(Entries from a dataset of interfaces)
::::

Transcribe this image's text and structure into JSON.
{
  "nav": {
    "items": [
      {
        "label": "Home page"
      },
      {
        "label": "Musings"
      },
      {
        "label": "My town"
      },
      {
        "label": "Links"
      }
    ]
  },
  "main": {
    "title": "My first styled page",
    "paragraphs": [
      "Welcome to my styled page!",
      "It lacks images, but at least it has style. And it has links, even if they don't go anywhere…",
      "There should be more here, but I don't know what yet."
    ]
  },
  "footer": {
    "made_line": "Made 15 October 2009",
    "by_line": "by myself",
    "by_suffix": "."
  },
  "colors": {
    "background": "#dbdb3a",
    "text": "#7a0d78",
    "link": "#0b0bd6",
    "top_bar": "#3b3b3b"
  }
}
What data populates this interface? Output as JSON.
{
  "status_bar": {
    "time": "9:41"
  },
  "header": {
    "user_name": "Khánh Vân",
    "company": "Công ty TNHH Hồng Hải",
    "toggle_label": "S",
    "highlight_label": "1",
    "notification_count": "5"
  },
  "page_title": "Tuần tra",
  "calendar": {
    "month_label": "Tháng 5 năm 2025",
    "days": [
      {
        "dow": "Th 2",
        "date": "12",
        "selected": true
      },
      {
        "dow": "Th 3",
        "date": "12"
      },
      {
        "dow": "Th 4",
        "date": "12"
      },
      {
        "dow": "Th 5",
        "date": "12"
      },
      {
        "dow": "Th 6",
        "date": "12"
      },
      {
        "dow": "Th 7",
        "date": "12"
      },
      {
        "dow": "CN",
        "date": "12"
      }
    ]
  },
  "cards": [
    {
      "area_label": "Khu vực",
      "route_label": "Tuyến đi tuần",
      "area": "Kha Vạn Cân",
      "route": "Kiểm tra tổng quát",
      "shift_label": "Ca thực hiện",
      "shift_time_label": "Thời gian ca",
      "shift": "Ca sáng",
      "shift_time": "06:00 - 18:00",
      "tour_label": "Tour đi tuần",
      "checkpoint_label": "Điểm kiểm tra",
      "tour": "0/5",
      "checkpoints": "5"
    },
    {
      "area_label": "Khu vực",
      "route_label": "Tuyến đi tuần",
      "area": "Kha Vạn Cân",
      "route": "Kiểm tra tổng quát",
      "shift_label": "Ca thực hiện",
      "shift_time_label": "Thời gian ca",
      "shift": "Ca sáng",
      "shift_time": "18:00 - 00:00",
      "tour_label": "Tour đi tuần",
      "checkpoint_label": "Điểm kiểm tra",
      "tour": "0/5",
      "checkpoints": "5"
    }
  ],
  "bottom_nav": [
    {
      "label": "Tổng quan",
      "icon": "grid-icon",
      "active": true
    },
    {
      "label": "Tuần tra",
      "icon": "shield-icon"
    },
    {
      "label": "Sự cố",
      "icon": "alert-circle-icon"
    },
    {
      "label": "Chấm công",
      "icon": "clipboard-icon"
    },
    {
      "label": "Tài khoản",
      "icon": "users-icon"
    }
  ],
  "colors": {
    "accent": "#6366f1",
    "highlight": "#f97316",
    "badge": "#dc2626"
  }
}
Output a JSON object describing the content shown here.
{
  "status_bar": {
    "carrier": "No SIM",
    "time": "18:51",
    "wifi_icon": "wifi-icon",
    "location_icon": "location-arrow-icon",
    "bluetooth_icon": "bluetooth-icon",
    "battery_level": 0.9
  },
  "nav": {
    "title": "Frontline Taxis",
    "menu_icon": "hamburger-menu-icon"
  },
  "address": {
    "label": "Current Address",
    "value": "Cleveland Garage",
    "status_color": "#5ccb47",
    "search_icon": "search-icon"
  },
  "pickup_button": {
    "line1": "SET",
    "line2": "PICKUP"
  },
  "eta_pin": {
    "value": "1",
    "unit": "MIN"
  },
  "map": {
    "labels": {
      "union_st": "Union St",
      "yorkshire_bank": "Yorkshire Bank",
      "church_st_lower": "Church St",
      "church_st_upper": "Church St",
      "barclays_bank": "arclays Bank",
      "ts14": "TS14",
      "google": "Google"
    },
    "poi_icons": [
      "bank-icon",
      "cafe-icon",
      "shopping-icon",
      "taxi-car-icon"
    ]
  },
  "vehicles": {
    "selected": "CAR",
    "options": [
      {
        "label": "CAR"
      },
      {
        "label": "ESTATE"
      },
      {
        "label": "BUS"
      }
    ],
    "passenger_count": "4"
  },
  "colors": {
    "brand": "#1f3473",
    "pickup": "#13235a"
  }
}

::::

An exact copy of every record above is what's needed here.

Transcribe this image's text and structure into JSON.
{
  "nav": {
    "items": [
      {
        "label": "Home page"
      },
      {
        "label": "Musings"
      },
      {
        "label": "My town"
      },
      {
        "label": "Links"
      }
    ]
  },
  "main": {
    "title": "My first styled page",
    "paragraphs": [
      "Welcome to my styled page!",
      "It lacks images, but at least it has style. And it has links, even if they don't go anywhere…",
      "There should be more here, but I don't know what yet."
    ]
  },
  "footer": {
    "made_line": "Made 15 October 2009",
    "by_line": "by myself",
    "by_suffix": "."
  },
  "colors": {
    "background": "#dbdb3a",
    "text": "#7a0d78",
    "link": "#0b0bd6",
    "top_bar": "#3b3b3b"
  }
}
What data populates this interface? Output as JSON.
{
  "status_bar": {
    "time": "9:41"
  },
  "header": {
    "user_name": "Khánh Vân",
    "company": "Công ty TNHH Hồng Hải",
    "toggle_label": "S",
    "highlight_label": "1",
    "notification_count": "5"
  },
  "page_title": "Tuần tra",
  "calendar": {
    "month_label": "Tháng 5 năm 2025",
    "days": [
      {
        "dow": "Th 2",
        "date": "12",
        "selected": true
      },
      {
        "dow": "Th 3",
        "date": "12"
      },
      {
        "dow": "Th 4",
        "date": "12"
      },
      {
        "dow": "Th 5",
        "date": "12"
      },
      {
        "dow": "Th 6",
        "date": "12"
      },
      {
        "dow": "Th 7",
        "date": "12"
      },
      {
        "dow": "CN",
        "date": "12"
      }
    ]
  },
  "cards": [
    {
      "area_label": "Khu vực",
      "route_label": "Tuyến đi tuần",
      "area": "Kha Vạn Cân",
      "route": "Kiểm tra tổng quát",
      "shift_label": "Ca thực hiện",
      "shift_time_label": "Thời gian ca",
      "shift": "Ca sáng",
      "shift_time": "06:00 - 18:00",
      "tour_label": "Tour đi tuần",
      "checkpoint_label": "Điểm kiểm tra",
      "tour": "0/5",
      "checkpoints": "5"
    },
    {
      "area_label": "Khu vực",
      "route_label": "Tuyến đi tuần",
      "area": "Kha Vạn Cân",
      "route": "Kiểm tra tổng quát",
      "shift_label": "Ca thực hiện",
      "shift_time_label": "Thời gian ca",
      "shift": "Ca sáng",
      "shift_time": "18:00 - 00:00",
      "tour_label": "Tour đi tuần",
      "checkpoint_label": "Điểm kiểm tra",
      "tour": "0/5",
      "checkpoints": "5"
    }
  ],
  "bottom_nav": [
    {
      "label": "Tổng quan",
      "icon": "grid-icon",
      "active": true
    },
    {
      "label": "Tuần tra",
      "icon": "shield-icon"
    },
    {
      "label": "Sự cố",
      "icon": "alert-circle-icon"
    },
    {
      "label": "Chấm công",
      "icon": "clipboard-icon"
    },
    {
      "label": "Tài khoản",
      "icon": "users-icon"
    }
  ],
  "colors": {
    "accent": "#6366f1",
    "highlight": "#f97316",
    "badge": "#dc2626"
  }
}
Output a JSON object describing the content shown here.
{
  "status_bar": {
    "carrier": "No SIM",
    "time": "18:51",
    "wifi_icon": "wifi-icon",
    "location_icon": "location-arrow-icon",
    "bluetooth_icon": "bluetooth-icon",
    "battery_level": 0.9
  },
  "nav": {
    "title": "Frontline Taxis",
    "menu_icon": "hamburger-menu-icon"
  },
  "address": {
    "label": "Current Address",
    "value": "Cleveland Garage",
    "status_color": "#5ccb47",
    "search_icon": "search-icon"
  },
  "pickup_button": {
    "line1": "SET",
    "line2": "PICKUP"
  },
  "eta_pin": {
    "value": "1",
    "unit": "MIN"
  },
  "map": {
    "labels": {
      "union_st": "Union St",
      "yorkshire_bank": "Yorkshire Bank",
      "church_st_lower": "Church St",
      "church_st_upper": "Church St",
      "barclays_bank": "arclays Bank",
      "ts14": "TS14",
      "google": "Google"
    },
    "poi_icons": [
      "bank-icon",
      "cafe-icon",
      "shopping-icon",
      "taxi-car-icon"
    ]
  },
  "vehicles": {
    "selected": "CAR",
    "options": [
      {
        "label": "CAR"
      },
      {
        "label": "ESTATE"
      },
      {
        "label": "BUS"
      }
    ],
    "passenger_count": "4"
  },
  "colors": {
    "brand": "#1f3473",
    "pickup": "#13235a"
  }
}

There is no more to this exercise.